What is needed
Every line below that holds the string "System" should be copied out.

Provided information
- - -

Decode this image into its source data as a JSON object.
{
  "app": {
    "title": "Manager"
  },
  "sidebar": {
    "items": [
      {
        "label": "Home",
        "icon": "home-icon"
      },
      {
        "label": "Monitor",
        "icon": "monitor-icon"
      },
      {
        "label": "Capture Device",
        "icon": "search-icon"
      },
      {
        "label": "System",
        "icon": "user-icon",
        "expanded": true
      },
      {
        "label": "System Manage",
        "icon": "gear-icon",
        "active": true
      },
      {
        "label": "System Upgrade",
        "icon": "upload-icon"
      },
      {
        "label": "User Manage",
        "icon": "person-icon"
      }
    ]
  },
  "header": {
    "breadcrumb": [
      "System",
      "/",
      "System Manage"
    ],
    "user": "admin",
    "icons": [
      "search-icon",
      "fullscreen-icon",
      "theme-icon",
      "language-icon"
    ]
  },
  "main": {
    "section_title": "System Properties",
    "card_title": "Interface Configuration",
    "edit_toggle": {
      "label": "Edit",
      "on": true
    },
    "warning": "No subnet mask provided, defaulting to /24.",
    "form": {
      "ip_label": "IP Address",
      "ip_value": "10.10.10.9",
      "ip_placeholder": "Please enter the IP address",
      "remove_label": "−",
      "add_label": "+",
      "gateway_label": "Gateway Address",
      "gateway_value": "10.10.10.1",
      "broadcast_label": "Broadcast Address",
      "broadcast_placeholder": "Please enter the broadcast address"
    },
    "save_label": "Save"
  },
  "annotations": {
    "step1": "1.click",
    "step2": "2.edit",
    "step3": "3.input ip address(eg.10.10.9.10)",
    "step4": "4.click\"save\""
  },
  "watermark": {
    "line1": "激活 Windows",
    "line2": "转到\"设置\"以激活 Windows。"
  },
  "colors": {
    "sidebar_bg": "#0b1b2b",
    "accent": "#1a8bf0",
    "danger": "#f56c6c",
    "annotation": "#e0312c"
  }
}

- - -

Output of the task
        "label": "System",
        "label": "System Manage",
        "label": "System Upgrade",
      "System",
      "System Manage"
    "section_title": "System Properties",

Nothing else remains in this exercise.